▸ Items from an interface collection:
---+---

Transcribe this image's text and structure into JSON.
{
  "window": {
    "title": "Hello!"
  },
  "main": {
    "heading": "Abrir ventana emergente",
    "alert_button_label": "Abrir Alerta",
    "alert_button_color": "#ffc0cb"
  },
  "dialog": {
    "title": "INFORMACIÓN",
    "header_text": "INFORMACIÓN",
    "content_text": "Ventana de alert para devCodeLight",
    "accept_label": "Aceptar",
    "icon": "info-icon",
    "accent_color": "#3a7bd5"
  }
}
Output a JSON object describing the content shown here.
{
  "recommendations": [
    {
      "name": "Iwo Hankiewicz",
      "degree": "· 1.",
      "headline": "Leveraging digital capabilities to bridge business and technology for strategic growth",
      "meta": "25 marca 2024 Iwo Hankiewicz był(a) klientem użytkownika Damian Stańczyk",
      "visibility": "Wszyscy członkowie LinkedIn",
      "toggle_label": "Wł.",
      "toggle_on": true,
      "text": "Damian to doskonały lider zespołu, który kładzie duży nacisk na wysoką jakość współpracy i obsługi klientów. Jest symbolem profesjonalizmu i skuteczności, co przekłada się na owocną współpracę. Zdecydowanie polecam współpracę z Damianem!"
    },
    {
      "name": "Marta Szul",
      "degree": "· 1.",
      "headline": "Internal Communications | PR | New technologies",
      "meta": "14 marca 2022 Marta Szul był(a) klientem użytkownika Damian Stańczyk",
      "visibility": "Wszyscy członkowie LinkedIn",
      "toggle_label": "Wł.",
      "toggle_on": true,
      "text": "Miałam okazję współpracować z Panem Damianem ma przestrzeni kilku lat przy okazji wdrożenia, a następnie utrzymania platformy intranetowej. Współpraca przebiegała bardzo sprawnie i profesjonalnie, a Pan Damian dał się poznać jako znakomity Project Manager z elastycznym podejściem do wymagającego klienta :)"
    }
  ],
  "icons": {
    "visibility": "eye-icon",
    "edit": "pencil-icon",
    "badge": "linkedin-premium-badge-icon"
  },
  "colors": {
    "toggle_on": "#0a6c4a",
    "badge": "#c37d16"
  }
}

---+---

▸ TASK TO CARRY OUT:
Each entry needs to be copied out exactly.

▸ YOUR RESPONSE:
Transcribe this image's text and structure into JSON.
{
  "window": {
    "title": "Hello!"
  },
  "main": {
    "heading": "Abrir ventana emergente",
    "alert_button_label": "Abrir Alerta",
    "alert_button_color": "#ffc0cb"
  },
  "dialog": {
    "title": "INFORMACIÓN",
    "header_text": "INFORMACIÓN",
    "content_text": "Ventana de alert para devCodeLight",
    "accept_label": "Aceptar",
    "icon": "info-icon",
    "accent_color": "#3a7bd5"
  }
}
Output a JSON object describing the content shown here.
{
  "recommendations": [
    {
      "name": "Iwo Hankiewicz",
      "degree": "· 1.",
      "headline": "Leveraging digital capabilities to bridge business and technology for strategic growth",
      "meta": "25 marca 2024 Iwo Hankiewicz był(a) klientem użytkownika Damian Stańczyk",
      "visibility": "Wszyscy członkowie LinkedIn",
      "toggle_label": "Wł.",
      "toggle_on": true,
      "text": "Damian to doskonały lider zespołu, który kładzie duży nacisk na wysoką jakość współpracy i obsługi klientów. Jest symbolem profesjonalizmu i skuteczności, co przekłada się na owocną współpracę. Zdecydowanie polecam współpracę z Damianem!"
    },
    {
      "name": "Marta Szul",
      "degree": "· 1.",
      "headline": "Internal Communications | PR | New technologies",
      "meta": "14 marca 2022 Marta Szul był(a) klientem użytkownika Damian Stańczyk",
      "visibility": "Wszyscy członkowie LinkedIn",
      "toggle_label": "Wł.",
      "toggle_on": true,
      "text": "Miałam okazję współpracować z Panem Damianem ma przestrzeni kilku lat przy okazji wdrożenia, a następnie utrzymania platformy intranetowej. Współpraca przebiegała bardzo sprawnie i profesjonalnie, a Pan Damian dał się poznać jako znakomity Project Manager z elastycznym podejściem do wymagającego klienta :)"
    }
  ],
  "icons": {
    "visibility": "eye-icon",
    "edit": "pencil-icon",
    "badge": "linkedin-premium-badge-icon"
  },
  "colors": {
    "toggle_on": "#0a6c4a",
    "badge": "#c37d16"
  }
}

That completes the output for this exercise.